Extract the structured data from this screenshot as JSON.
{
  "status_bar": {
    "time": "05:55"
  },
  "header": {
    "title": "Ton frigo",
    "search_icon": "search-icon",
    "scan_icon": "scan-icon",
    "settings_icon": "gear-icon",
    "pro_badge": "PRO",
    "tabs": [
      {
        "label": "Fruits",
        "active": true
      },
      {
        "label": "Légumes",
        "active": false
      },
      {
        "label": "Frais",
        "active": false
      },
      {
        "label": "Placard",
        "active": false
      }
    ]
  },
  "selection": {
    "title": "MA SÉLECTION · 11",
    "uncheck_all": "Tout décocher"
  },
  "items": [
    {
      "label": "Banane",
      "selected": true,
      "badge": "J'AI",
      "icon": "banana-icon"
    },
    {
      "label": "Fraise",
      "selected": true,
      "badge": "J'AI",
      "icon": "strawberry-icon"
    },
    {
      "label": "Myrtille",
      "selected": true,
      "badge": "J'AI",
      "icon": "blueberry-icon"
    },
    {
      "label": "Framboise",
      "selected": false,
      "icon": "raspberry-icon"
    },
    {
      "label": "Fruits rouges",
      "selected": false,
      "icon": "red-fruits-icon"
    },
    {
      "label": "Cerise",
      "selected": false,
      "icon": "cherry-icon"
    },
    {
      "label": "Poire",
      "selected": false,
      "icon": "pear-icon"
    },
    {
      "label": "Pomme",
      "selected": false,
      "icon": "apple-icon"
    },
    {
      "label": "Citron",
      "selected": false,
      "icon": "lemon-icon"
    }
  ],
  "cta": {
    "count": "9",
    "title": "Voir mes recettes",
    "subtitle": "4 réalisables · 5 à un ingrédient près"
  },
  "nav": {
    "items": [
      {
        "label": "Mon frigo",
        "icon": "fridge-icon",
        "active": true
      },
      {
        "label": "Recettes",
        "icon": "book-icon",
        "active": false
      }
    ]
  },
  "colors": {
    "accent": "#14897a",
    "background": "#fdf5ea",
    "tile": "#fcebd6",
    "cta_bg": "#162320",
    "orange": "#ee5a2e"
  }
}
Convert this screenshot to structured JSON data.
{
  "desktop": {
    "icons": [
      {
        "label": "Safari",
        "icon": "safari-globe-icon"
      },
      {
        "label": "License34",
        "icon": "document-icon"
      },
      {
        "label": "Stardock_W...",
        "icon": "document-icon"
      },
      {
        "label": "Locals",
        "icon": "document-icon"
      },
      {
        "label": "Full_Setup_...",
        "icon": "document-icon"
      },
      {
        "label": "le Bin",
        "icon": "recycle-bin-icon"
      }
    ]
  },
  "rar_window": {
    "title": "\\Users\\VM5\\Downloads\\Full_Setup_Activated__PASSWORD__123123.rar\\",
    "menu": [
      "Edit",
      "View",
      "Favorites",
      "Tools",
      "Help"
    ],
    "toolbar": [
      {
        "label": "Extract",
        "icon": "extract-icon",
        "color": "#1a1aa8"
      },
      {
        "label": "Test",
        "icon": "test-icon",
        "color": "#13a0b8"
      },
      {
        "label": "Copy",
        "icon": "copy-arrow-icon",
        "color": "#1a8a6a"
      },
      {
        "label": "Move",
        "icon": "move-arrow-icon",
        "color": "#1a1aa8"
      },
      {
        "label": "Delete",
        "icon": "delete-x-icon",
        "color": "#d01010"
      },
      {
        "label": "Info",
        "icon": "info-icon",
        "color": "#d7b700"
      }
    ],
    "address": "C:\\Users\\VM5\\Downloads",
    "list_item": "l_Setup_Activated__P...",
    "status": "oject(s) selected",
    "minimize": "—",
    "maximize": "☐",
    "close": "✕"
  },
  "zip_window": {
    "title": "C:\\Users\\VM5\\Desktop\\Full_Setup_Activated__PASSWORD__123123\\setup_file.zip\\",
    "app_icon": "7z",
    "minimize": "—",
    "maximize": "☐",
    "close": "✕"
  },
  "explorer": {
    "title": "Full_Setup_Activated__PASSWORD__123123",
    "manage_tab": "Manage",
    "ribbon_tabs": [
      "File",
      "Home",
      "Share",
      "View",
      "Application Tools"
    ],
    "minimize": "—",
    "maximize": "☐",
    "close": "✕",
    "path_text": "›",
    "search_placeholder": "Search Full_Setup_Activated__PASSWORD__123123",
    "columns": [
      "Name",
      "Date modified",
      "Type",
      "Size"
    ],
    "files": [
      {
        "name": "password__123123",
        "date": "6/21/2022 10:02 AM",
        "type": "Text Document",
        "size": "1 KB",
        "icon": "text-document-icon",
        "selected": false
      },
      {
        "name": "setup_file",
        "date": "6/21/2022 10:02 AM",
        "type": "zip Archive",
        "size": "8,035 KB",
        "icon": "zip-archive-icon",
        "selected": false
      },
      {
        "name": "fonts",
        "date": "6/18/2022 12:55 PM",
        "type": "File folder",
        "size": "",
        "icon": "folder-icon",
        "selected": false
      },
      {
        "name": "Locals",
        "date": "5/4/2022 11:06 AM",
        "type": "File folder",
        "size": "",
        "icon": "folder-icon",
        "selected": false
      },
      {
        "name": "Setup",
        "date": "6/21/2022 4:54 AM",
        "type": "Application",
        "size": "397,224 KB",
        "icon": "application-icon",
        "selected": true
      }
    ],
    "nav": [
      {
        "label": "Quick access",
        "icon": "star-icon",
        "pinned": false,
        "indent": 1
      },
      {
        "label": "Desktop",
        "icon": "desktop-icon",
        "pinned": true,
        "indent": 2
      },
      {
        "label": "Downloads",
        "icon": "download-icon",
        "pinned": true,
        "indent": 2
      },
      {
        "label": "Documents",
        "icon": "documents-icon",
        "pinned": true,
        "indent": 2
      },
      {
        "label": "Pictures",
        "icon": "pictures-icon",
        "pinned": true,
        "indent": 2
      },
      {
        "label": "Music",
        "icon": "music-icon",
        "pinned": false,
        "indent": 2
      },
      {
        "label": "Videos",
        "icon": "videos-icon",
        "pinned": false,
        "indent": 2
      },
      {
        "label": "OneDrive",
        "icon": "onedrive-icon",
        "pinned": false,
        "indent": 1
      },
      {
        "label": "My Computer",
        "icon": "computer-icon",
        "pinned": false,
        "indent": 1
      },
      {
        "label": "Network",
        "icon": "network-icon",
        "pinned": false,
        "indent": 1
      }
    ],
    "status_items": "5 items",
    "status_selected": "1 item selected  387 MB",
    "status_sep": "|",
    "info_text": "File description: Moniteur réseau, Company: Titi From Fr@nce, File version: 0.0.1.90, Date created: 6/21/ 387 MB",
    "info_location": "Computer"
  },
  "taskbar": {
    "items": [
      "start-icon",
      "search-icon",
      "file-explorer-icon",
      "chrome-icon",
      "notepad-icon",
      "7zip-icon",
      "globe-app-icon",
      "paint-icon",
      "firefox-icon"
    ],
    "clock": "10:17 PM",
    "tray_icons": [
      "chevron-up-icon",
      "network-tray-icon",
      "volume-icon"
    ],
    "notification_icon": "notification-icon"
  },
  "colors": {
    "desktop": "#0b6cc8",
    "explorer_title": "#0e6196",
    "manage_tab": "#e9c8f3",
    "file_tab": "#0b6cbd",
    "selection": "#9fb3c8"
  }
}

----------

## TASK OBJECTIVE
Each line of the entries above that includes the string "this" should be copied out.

## RESULT
Extract the structured data from this screenshot as JSON.
Convert this screenshot to structured JSON data.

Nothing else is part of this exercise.